[Opening Extracted entries section]
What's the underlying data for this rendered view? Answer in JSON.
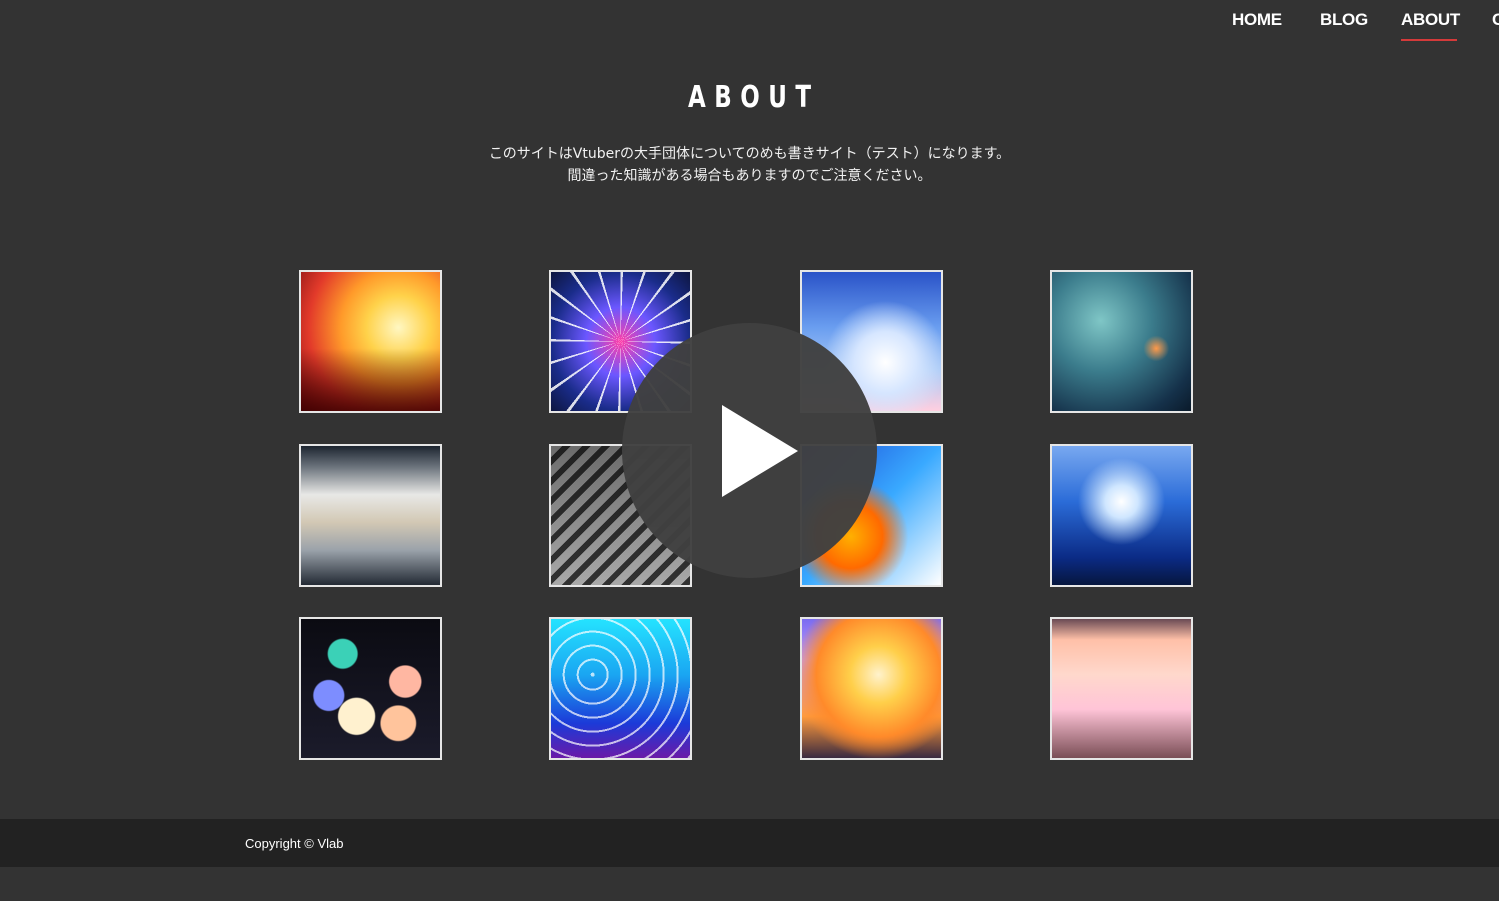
{
  "nav": {
    "items": [
      {
        "label": "HOME"
      },
      {
        "label": "BLOG"
      },
      {
        "label": "ABOUT",
        "active": true
      },
      {
        "label": "C"
      }
    ],
    "active_color": "#d43a3a"
  },
  "main": {
    "title": "ABOUT",
    "description_line1": "このサイトはVtuberの大手団体についてのめも書きサイト（テスト）になります。",
    "description_line2": "間違った知識がある場合もありますのでご注意ください。"
  },
  "gallery": {
    "tile_count": 12,
    "tiles": [
      {
        "icon": "photo-city-rail-sunset"
      },
      {
        "icon": "photo-ferris-wheel-lights"
      },
      {
        "icon": "photo-sky-city"
      },
      {
        "icon": "photo-tokyo-tower-night"
      },
      {
        "icon": "photo-foggy-skyline"
      },
      {
        "icon": "photo-crosswalk-fisheye"
      },
      {
        "icon": "photo-orange-flowers-blue"
      },
      {
        "icon": "photo-bridge-fisheye"
      },
      {
        "icon": "photo-bokeh-lights"
      },
      {
        "icon": "photo-cyan-city"
      },
      {
        "icon": "photo-golden-street"
      },
      {
        "icon": "photo-pink-sky-inverted-city"
      }
    ],
    "overlay": {
      "icon": "play-icon"
    }
  },
  "footer": {
    "copyright": "Copyright © Vlab"
  },
  "colors": {
    "background": "#333333",
    "footer_background": "#222222",
    "text": "#ffffff",
    "accent": "#d43a3a"
  }
}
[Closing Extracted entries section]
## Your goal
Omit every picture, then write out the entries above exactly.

## Solution to this problem
What's the underlying data for this rendered view? Answer in JSON.
{
  "nav": {
    "items": [
      {
        "label": "HOME"
      },
      {
        "label": "BLOG"
      },
      {
        "label": "ABOUT",
        "active": true
      },
      {
        "label": "C"
      }
    ],
    "active_color": "#d43a3a"
  },
  "main": {
    "title": "ABOUT",
    "description_line1": "このサイトはVtuberの大手団体についてのめも書きサイト（テスト）になります。",
    "description_line2": "間違った知識がある場合もありますのでご注意ください。"
  },
  "gallery": {
    "tile_count": 12,
    "tiles": [
      {
        "icon": "photo-city-rail-sunset"
      },
      {
        "icon": "photo-ferris-wheel-lights"
      },
      {
        "icon": "photo-sky-city"
      },
      {
        "icon": "photo-tokyo-tower-night"
      },
      {
        "icon": "photo-foggy-skyline"
      },
      {
        "icon": "photo-crosswalk-fisheye"
      },
      {
        "icon": "photo-orange-flowers-blue"
      },
      {
        "icon": "photo-bridge-fisheye"
      },
      {
        "icon": "photo-bokeh-lights"
      },
      {
        "icon": "photo-cyan-city"
      },
      {
        "icon": "photo-golden-street"
      },
      {
        "icon": "photo-pink-sky-inverted-city"
      }
    ],
    "overlay": {
      "icon": "play-icon"
    }
  },
  "footer": {
    "copyright": "Copyright © Vlab"
  },
  "colors": {
    "background": "#333333",
    "footer_background": "#222222",
    "text": "#ffffff",
    "accent": "#d43a3a"
  }
}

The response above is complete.